Why end letters in Hebrew?
Dividing Bible into verses
There are no capital letters in Hebrew,
but some letters have variant
spellings at the end of a word (final):
ך ם ן ף ץ The fact is that initially there were no punctuation marks or spaces in the text. Just one letter was a continuous stream.
By the way, in Russian every word ended with a soft or hard sign and the division into words was obvious.
Hebrew is more difficult. There is no vowel and the vast majority of words consist of 3 letters. For example, the Ramban (Moshe ben Nachman) writes that if we separate the letters of the first words of the Torah בראשית ברא (“In the beginning Gd created”), then we can read it as בראש יתברא (“It is created in the head”).
This adds a new dimension to the understanding of the Torah.
An entire book has been written about the possible combinations of the first word of the Torah "בראשית", which has 720 possible letter combinations!
For example, ראש בית — “beginning (head) is beit”, “head of the house”, תאב שיר — “thirst for song”, אשרי בת - "blessed is the daughter", etc.

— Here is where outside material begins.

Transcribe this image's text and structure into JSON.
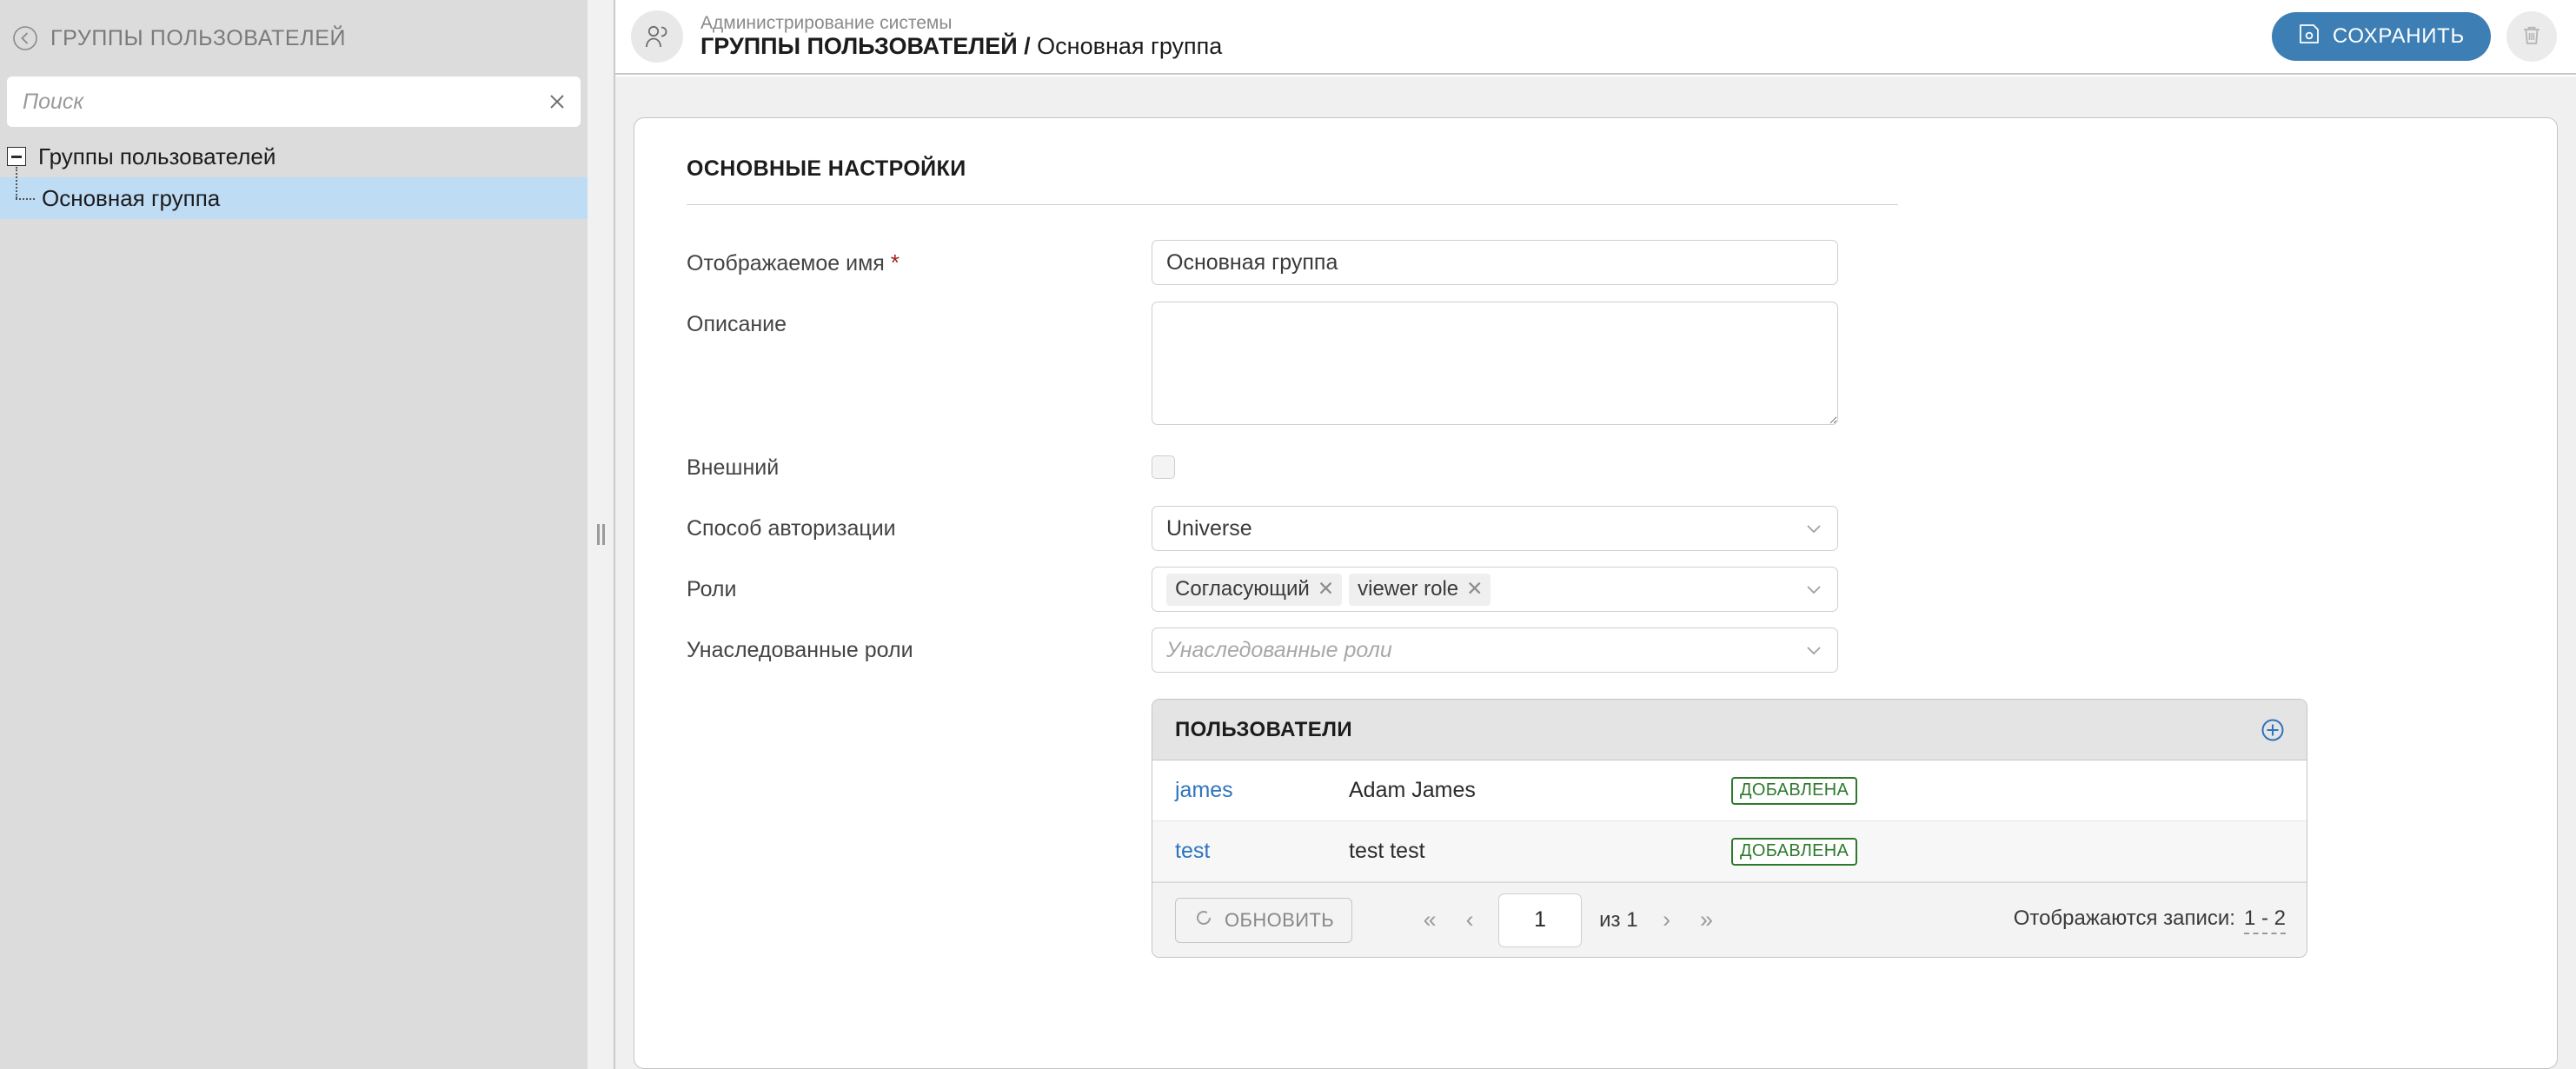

Here the final letters somehow help to divide words more correctly.
AcrosticA number of psalms (Psalms 9, 10, 25, 34, 37, 111, 112, 119, 145) are written in acrostic, that is, each verse begins with the next letter of the alphabet.
Such things also help the correct division into verses.
Prepositions and conjunctions
Jehovah or Yahweh?
BibleBible examples Names and titles Jewish Bible Canon Priestly Blessing
Texts in HebrewTanakh text Tanakh text with niqqud Text of Brit Hadash Text of Brit Hadash with niqqud